The amazing crowd-funding activities for example, one of the best of them being when beautician Katie Cutler helped to raise almost £300,000 for disabled Alan Barnes after he was mugged.
It was truly inspirational and something which could not have happened without the power of Facebook, Twitter and the rest.
Most of us use social media and the internet every day, if not at work, then to keep up with what our friends are doing....without having to actually speak to them.
And it is this anonymity which appears to be leading some of us down a dark road.
Read the heartbreaking story of the mother whose daughter threatened to leap to her death from the top of a multi-storey car park and you can’t help but wonder where all this will end.
This loving mum had to listen while members of the public around her at the scene urged her daughter to jump after she raced to the scene to try to persuade her to come down safely.
She is right when she says she has ‘seen the worst of humanity.’
Social media played its part and here at The Gazette we were not blameless in this. We ran the breaking story on our website and then put a link onto our Facebook page. We later removed the link after realising that the shouts to jump were being amplified online.

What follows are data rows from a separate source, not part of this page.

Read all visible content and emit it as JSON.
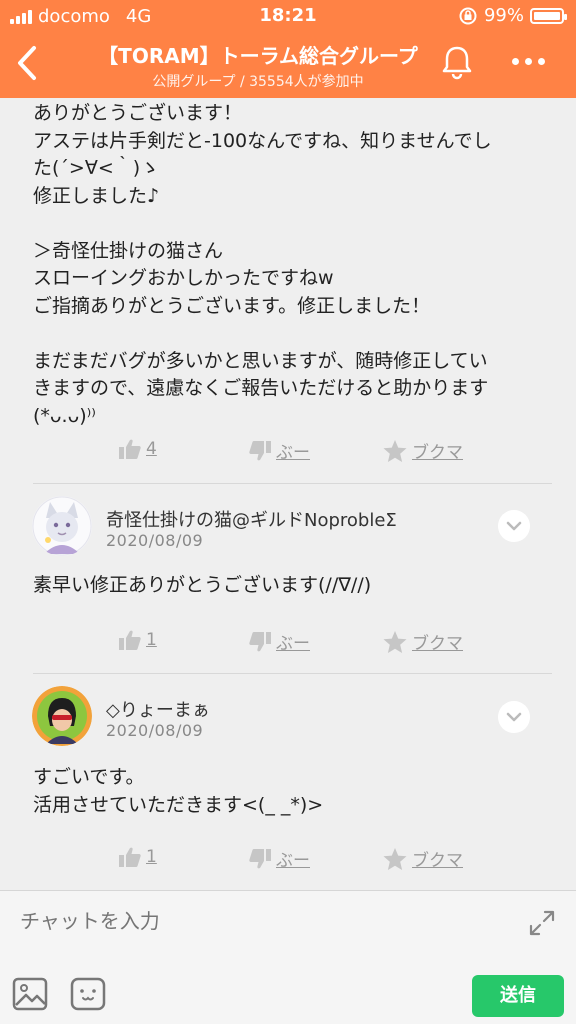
{
  "status_bar": {
    "carrier": "docomo",
    "network": "4G",
    "time": "18:21",
    "battery": "99%",
    "battery_level": 0.99
  },
  "header": {
    "title": "【TORAM】トーラム総合グループ",
    "subtitle": "公開グループ / 35554人が参加中",
    "back_icon": "chevron-left-icon",
    "bell_icon": "bell-icon",
    "more_icon": "more-icon"
  },
  "messages": [
    {
      "text": "ありがとうございます！\nアステは片手剣だと-100なんですね、知りませんでし\nた(´>∀<｀)ゝ\n修正しました♪\n\n＞奇怪仕掛けの猫さん\nスローイングおかしかったですねw\nご指摘ありがとうございます。修正しました！\n\nまだまだバグが多いかと思いますが、随時修正してい\nきますので、遠慮なくご報告いただけると助かります\n(*ᴗ.ᴗ)⁾⁾",
      "likes": "4",
      "dislike_label": "ぶー",
      "bookmark_label": "ブクマ"
    },
    {
      "author": "奇怪仕掛けの猫@ギルドNoprobleΣ",
      "date": "2020/08/09",
      "text": "素早い修正ありがとうございます(//∇//)",
      "likes": "1",
      "dislike_label": "ぶー",
      "bookmark_label": "ブクマ"
    },
    {
      "author": "◇りょーまぁ",
      "date": "2020/08/09",
      "text": "すごいです。\n活用させていただきます<(_ _*)>",
      "likes": "1",
      "dislike_label": "ぶー",
      "bookmark_label": "ブクマ"
    }
  ],
  "input": {
    "placeholder": "チャットを入力",
    "send_label": "送信"
  },
  "colors": {
    "header": "#ff8245",
    "send": "#27c86a",
    "background": "#efefef"
  }
}
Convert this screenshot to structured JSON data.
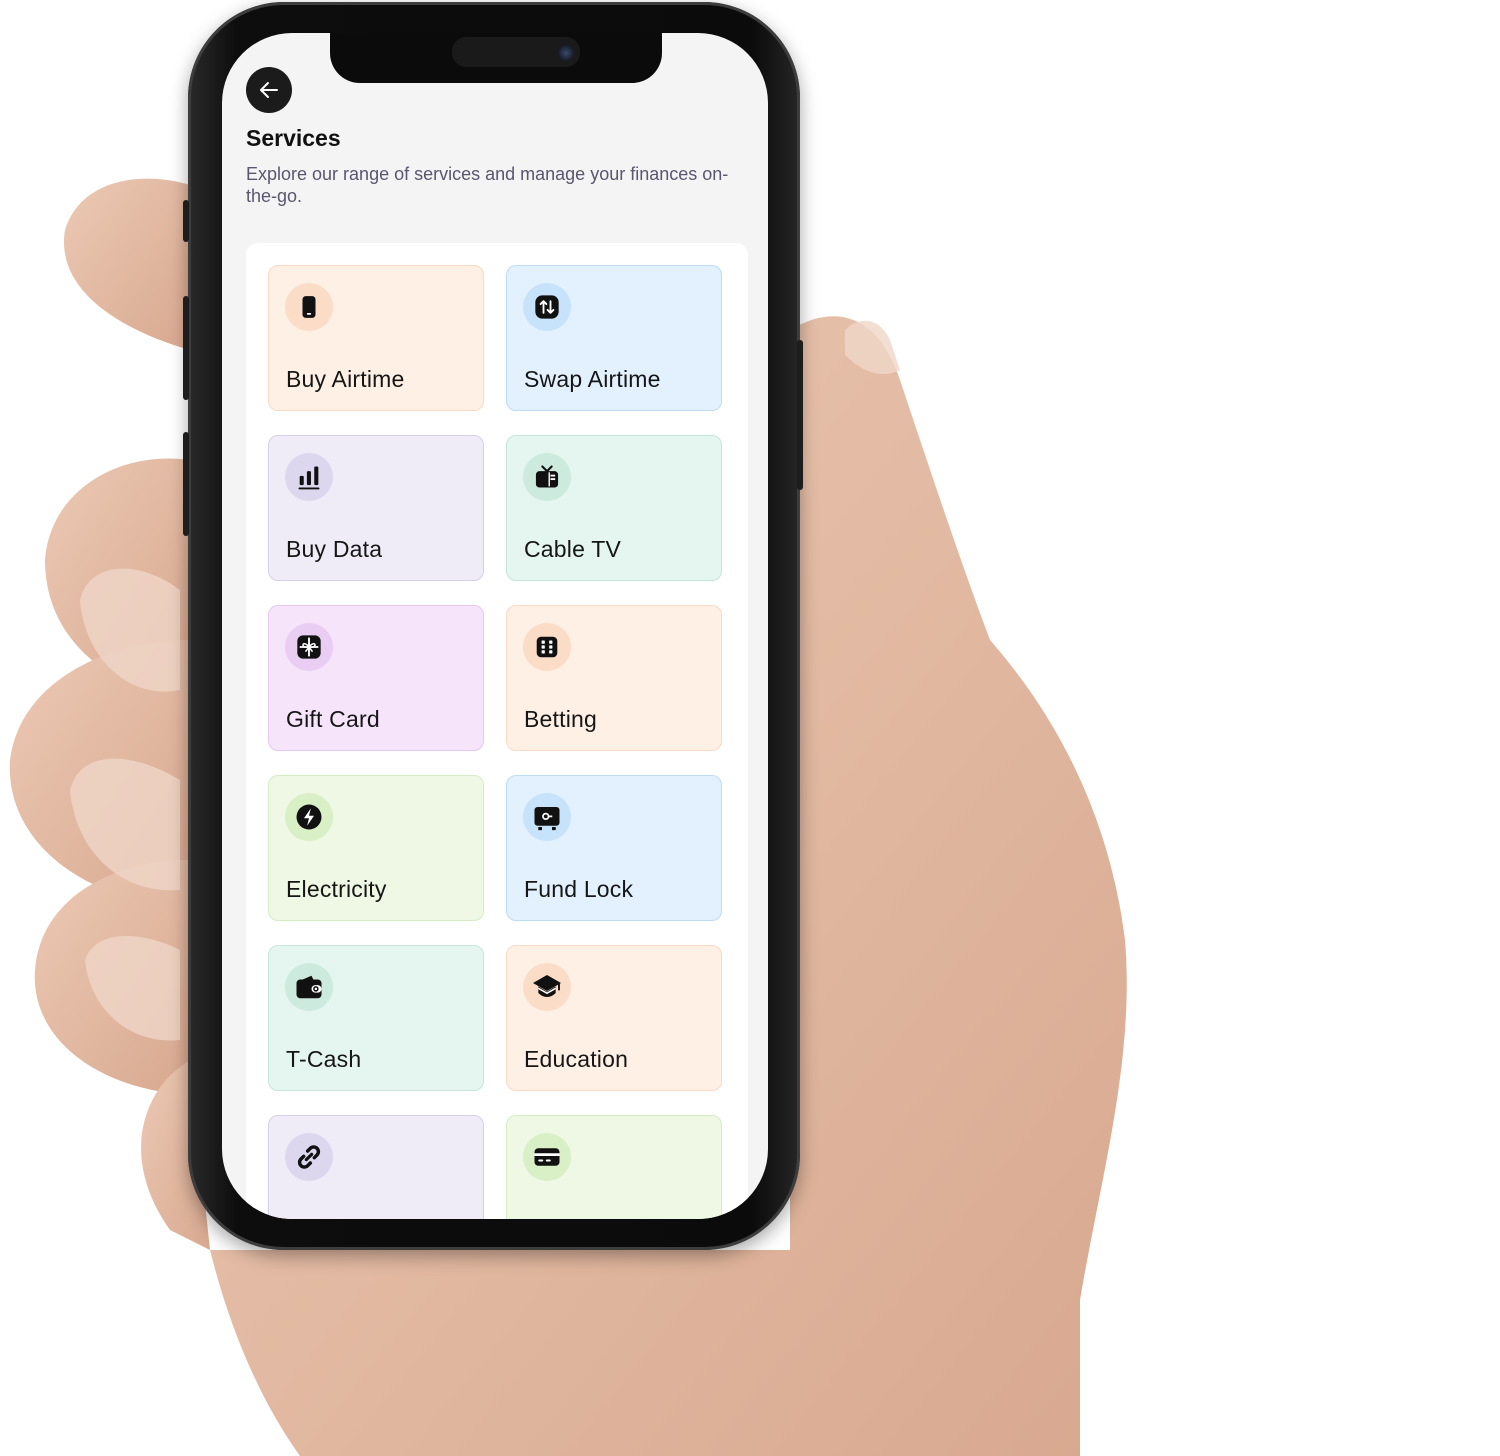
{
  "header": {
    "title": "Services",
    "subtitle": "Explore our range of services and manage your finances on-the-go."
  },
  "services": [
    {
      "label": "Buy Airtime",
      "icon": "phone-icon",
      "bg": "#fff0e5",
      "border": "#fbd9c2",
      "icon_bg": "#fbdcc6"
    },
    {
      "label": "Swap Airtime",
      "icon": "swap-icon",
      "bg": "#e2f1fd",
      "border": "#bcdcf7",
      "icon_bg": "#c7e3fb"
    },
    {
      "label": "Buy Data",
      "icon": "signal-bars-icon",
      "bg": "#efecf7",
      "border": "#d5d0e8",
      "icon_bg": "#dcd7ee"
    },
    {
      "label": "Cable TV",
      "icon": "tv-icon",
      "bg": "#e5f5f0",
      "border": "#c5e6db",
      "icon_bg": "#cdeadf"
    },
    {
      "label": "Gift Card",
      "icon": "gift-icon",
      "bg": "#f5e4fa",
      "border": "#e6c8f1",
      "icon_bg": "#eacdf3"
    },
    {
      "label": "Betting",
      "icon": "dice-icon",
      "bg": "#fff0e5",
      "border": "#fbd9c2",
      "icon_bg": "#fbdcc6"
    },
    {
      "label": "Electricity",
      "icon": "lightning-icon",
      "bg": "#eef8e4",
      "border": "#d6edc2",
      "icon_bg": "#d9efc6"
    },
    {
      "label": "Fund Lock",
      "icon": "safe-icon",
      "bg": "#e2f1fd",
      "border": "#bcdcf7",
      "icon_bg": "#c7e3fb"
    },
    {
      "label": "T-Cash",
      "icon": "wallet-icon",
      "bg": "#e5f5f0",
      "border": "#c5e6db",
      "icon_bg": "#cdeadf"
    },
    {
      "label": "Education",
      "icon": "graduation-cap-icon",
      "bg": "#fff0e5",
      "border": "#fbd9c2",
      "icon_bg": "#fbdcc6"
    },
    {
      "label": "",
      "icon": "link-icon",
      "bg": "#efecf7",
      "border": "#d5d0e8",
      "icon_bg": "#dcd7ee"
    },
    {
      "label": "",
      "icon": "credit-card-icon",
      "bg": "#eef8e4",
      "border": "#d6edc2",
      "icon_bg": "#d9efc6"
    }
  ],
  "icons": {
    "back": "arrow-left-icon"
  }
}
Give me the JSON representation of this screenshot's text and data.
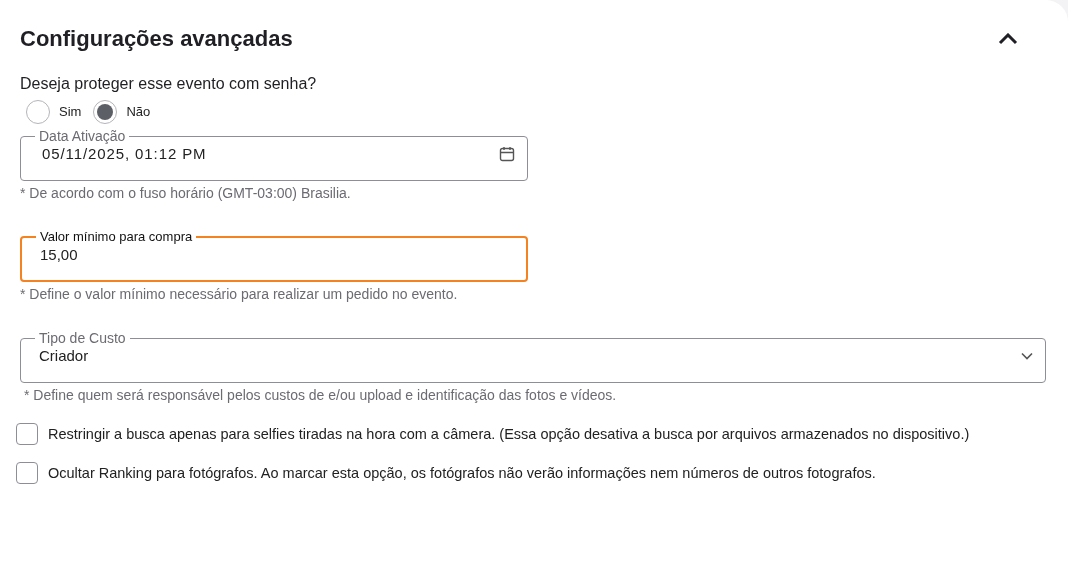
{
  "section": {
    "title": "Configurações avançadas",
    "expanded": true
  },
  "password": {
    "question": "Deseja proteger esse evento com senha?",
    "options": [
      {
        "label": "Sim",
        "selected": false
      },
      {
        "label": "Não",
        "selected": true
      }
    ]
  },
  "fields": [
    {
      "kind": "date",
      "label": "Data Ativação",
      "value": "05/11/2025, 01:12 PM",
      "hint": "* De acordo com o fuso horário (GMT-03:00) Brasilia.",
      "focused": false
    },
    {
      "kind": "text",
      "label": "Valor mínimo para compra",
      "value": "15,00",
      "hint": "* Define o valor mínimo necessário para realizar um pedido no evento.",
      "focused": true
    },
    {
      "kind": "select",
      "label": "Tipo de Custo",
      "value": "Criador",
      "hint": "* Define quem será responsável pelos custos de e/ou upload e identificação das fotos e vídeos.",
      "focused": false
    }
  ],
  "checkboxes": [
    {
      "label": "Restringir a busca apenas para selfies tiradas na hora com a câmera. (Essa opção desativa a busca por arquivos armazenados no dispositivo.)",
      "checked": false
    },
    {
      "label": "Ocultar Ranking para fotógrafos. Ao marcar esta opção, os fotógrafos não verão informações nem números de outros fotografos.",
      "checked": false
    }
  ]
}
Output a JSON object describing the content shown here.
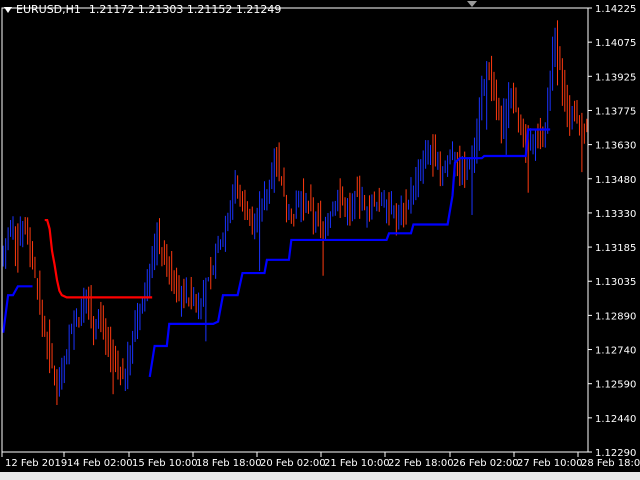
{
  "window": {
    "symbol_label": "EURUSD,H1",
    "ohlc": "1.21172 1.21303 1.21152 1.21249"
  },
  "colors": {
    "background": "#000000",
    "axis": "#ffffff",
    "bull_bar": "#1a33ff",
    "bear_bar": "#ff3a10",
    "signal_line_blue": "#0000ff",
    "signal_line_red": "#ff0000",
    "text": "#ffffff"
  },
  "icons": {
    "symbol_dropdown": "triangle-down",
    "chart_shift_marker": "triangle-down-grey"
  },
  "chart_data": {
    "type": "candlestick-bars-with-indicator",
    "title": "EURUSD,H1",
    "ylim": [
      1.1229,
      1.143
    ],
    "y_ticks": [
      "1.14225",
      "1.14075",
      "1.13925",
      "1.13775",
      "1.13630",
      "1.13480",
      "1.13330",
      "1.13185",
      "1.13035",
      "1.12890",
      "1.12740",
      "1.12590",
      "1.12440",
      "1.12290"
    ],
    "x_ticks": [
      "12 Feb 2019",
      "14 Feb 02:00",
      "15 Feb 10:00",
      "18 Feb 18:00",
      "20 Feb 02:00",
      "21 Feb 10:00",
      "22 Feb 18:00",
      "26 Feb 02:00",
      "27 Feb 10:00",
      "28 Feb 18:00"
    ],
    "price_path": [
      1.1318,
      1.1325,
      1.133,
      1.1328,
      1.1333,
      1.133,
      1.132,
      1.131,
      1.1295,
      1.1285,
      1.1275,
      1.1265,
      1.1258,
      1.1268,
      1.1275,
      1.1285,
      1.129,
      1.1288,
      1.13,
      1.1295,
      1.1285,
      1.129,
      1.1285,
      1.128,
      1.1272,
      1.1268,
      1.1262,
      1.1265,
      1.1275,
      1.1285,
      1.129,
      1.1298,
      1.131,
      1.1318,
      1.1325,
      1.132,
      1.1315,
      1.1308,
      1.1305,
      1.13,
      1.1302,
      1.1298,
      1.13,
      1.1295,
      1.13,
      1.1305,
      1.131,
      1.1318,
      1.1325,
      1.133,
      1.134,
      1.135,
      1.1345,
      1.1342,
      1.1338,
      1.133,
      1.1335,
      1.134,
      1.1345,
      1.135,
      1.1368,
      1.1355,
      1.1345,
      1.134,
      1.1335,
      1.134,
      1.1343,
      1.134,
      1.1338,
      1.1335,
      1.1333,
      1.133,
      1.1335,
      1.134,
      1.1345,
      1.1342,
      1.1338,
      1.134,
      1.1345,
      1.1343,
      1.134,
      1.1338,
      1.134,
      1.1342,
      1.1345,
      1.134,
      1.1338,
      1.1335,
      1.1338,
      1.134,
      1.1345,
      1.135,
      1.1355,
      1.136,
      1.1365,
      1.1362,
      1.1358,
      1.1355,
      1.136,
      1.1365,
      1.1362,
      1.1358,
      1.1355,
      1.136,
      1.1365,
      1.138,
      1.1395,
      1.14,
      1.1395,
      1.1385,
      1.1375,
      1.1385,
      1.1395,
      1.139,
      1.1375,
      1.137,
      1.1365,
      1.137,
      1.1375,
      1.1372,
      1.1378,
      1.14,
      1.142,
      1.1405,
      1.1385,
      1.1378,
      1.1382,
      1.1378,
      1.1372,
      1.1375
    ],
    "indicator_blue": {
      "style": "step-line",
      "segments": [
        {
          "from": 0,
          "to": 13,
          "points": [
            [
              0,
              1.1283
            ],
            [
              2,
              1.13
            ],
            [
              4,
              1.13
            ],
            [
              6,
              1.1304
            ],
            [
              9,
              1.1304
            ],
            [
              12,
              1.1304
            ]
          ]
        },
        {
          "from": 60,
          "to": 150,
          "points": [
            [
              60,
              1.1263
            ],
            [
              62,
              1.1277
            ],
            [
              67,
              1.1277
            ],
            [
              68,
              1.1287
            ],
            [
              86,
              1.1287
            ],
            [
              88,
              1.1288
            ],
            [
              90,
              1.13
            ],
            [
              96,
              1.13
            ],
            [
              98,
              1.131
            ],
            [
              107,
              1.131
            ],
            [
              108,
              1.1316
            ],
            [
              117,
              1.1316
            ],
            [
              118,
              1.1325
            ],
            [
              157,
              1.1325
            ],
            [
              158,
              1.1328
            ],
            [
              167,
              1.1328
            ],
            [
              168,
              1.1332
            ],
            [
              182,
              1.1332
            ],
            [
              184,
              1.1345
            ],
            [
              185,
              1.136
            ],
            [
              187,
              1.1362
            ],
            [
              196,
              1.1362
            ],
            [
              197,
              1.1363
            ],
            [
              214,
              1.1363
            ],
            [
              215,
              1.1375
            ],
            [
              224,
              1.1375
            ]
          ]
        }
      ]
    },
    "indicator_red": {
      "style": "line",
      "points": [
        [
          17,
          1.1334
        ],
        [
          18,
          1.1334
        ],
        [
          19,
          1.133
        ],
        [
          20,
          1.132
        ],
        [
          21,
          1.1314
        ],
        [
          22,
          1.1307
        ],
        [
          23,
          1.1302
        ],
        [
          24,
          1.13
        ],
        [
          26,
          1.1299
        ],
        [
          40,
          1.1299
        ],
        [
          61,
          1.1299
        ]
      ]
    }
  }
}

The young woman at the heart of this tale of our times is clearly unwell. But instead of showing her sympathy at her most vulnerable moment, some posters chose to treat it as entertainment.
Perhaps we are so used to shock tactics on all our screens - TV, tablets and mobile - that we no longer consider the human price people are paying for our ‘enjoyment’.
Social media is a wonderful way of keeping in touch and up to date. But we are in danger of becoming savage in our pursuit of ‘likes’ and retweets.
Perhaps we all need to think a little more before we rush to comment on everything.